__ACTION ITEM__.
The required output is all lines below that contain the word "MEAN".
*** Opening of RAW DATA ***
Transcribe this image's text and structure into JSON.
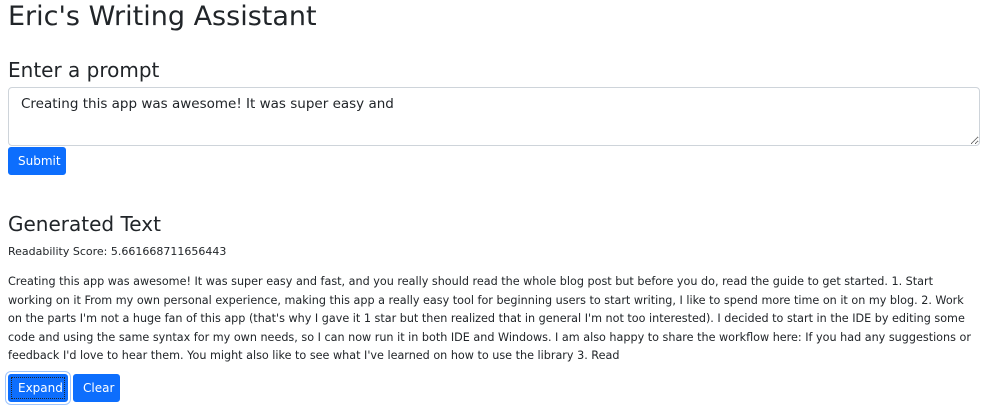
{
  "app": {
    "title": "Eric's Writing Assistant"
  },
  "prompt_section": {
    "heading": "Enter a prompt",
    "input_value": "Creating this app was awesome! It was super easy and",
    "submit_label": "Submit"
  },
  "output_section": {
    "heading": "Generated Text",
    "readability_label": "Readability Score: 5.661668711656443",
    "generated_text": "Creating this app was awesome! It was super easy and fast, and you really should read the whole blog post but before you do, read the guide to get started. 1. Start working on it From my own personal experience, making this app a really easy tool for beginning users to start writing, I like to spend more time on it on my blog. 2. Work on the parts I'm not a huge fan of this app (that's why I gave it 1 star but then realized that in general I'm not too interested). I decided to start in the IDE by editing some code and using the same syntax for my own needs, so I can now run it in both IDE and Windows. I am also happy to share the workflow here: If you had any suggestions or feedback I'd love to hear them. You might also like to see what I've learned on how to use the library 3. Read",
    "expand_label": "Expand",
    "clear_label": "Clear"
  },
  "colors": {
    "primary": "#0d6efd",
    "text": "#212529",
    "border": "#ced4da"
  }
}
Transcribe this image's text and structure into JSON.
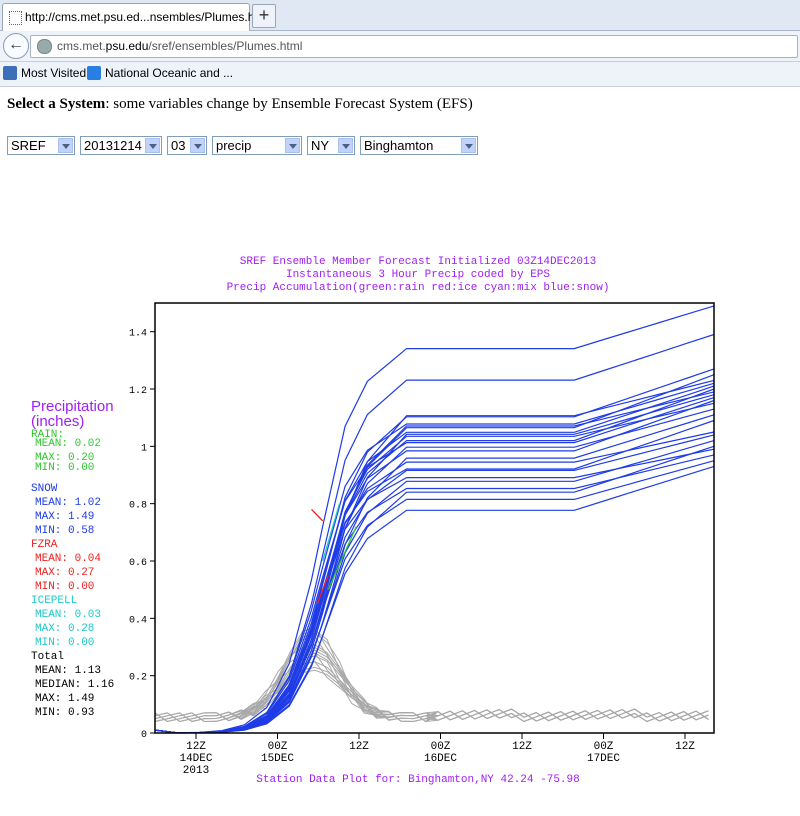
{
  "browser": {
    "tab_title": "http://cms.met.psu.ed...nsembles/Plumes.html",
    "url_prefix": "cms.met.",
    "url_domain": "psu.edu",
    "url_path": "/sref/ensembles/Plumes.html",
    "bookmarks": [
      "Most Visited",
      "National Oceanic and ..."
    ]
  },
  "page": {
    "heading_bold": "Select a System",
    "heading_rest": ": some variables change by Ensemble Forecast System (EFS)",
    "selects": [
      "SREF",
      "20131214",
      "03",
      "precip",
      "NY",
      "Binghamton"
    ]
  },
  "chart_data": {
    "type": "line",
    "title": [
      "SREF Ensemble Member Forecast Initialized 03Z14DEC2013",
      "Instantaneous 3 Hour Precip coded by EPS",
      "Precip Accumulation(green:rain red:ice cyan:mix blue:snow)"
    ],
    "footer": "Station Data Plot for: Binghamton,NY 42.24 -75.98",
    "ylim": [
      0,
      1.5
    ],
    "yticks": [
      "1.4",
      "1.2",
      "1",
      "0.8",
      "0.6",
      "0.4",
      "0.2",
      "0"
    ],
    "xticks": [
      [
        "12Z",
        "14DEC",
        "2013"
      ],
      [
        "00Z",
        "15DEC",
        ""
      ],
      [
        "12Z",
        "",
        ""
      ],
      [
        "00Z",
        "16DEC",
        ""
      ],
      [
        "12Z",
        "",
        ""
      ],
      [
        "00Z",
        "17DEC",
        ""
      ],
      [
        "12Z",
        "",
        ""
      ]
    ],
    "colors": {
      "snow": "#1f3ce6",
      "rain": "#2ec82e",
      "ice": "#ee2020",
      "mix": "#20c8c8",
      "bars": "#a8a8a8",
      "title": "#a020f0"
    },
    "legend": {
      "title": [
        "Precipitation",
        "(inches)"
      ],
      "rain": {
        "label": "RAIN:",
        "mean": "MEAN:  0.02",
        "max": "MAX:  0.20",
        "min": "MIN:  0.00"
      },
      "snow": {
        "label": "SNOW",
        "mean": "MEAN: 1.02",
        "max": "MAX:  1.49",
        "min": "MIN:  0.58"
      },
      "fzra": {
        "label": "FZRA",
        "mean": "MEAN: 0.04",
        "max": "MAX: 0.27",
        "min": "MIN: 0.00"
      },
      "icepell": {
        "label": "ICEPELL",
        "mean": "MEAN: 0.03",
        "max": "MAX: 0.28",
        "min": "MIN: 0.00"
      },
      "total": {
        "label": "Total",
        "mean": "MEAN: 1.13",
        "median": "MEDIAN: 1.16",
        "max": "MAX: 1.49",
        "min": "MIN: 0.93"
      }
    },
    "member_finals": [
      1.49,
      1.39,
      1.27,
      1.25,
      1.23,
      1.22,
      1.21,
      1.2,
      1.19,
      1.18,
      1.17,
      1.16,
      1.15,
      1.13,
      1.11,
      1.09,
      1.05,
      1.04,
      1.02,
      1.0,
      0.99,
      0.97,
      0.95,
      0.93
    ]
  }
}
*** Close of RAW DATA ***
__RESPONSE TO THIS TASK__.
        "mean": "MEAN:  0.02",
        "mean": "MEAN: 1.02",
        "mean": "MEAN: 0.04",
        "mean": "MEAN: 0.03",
        "mean": "MEAN: 1.13",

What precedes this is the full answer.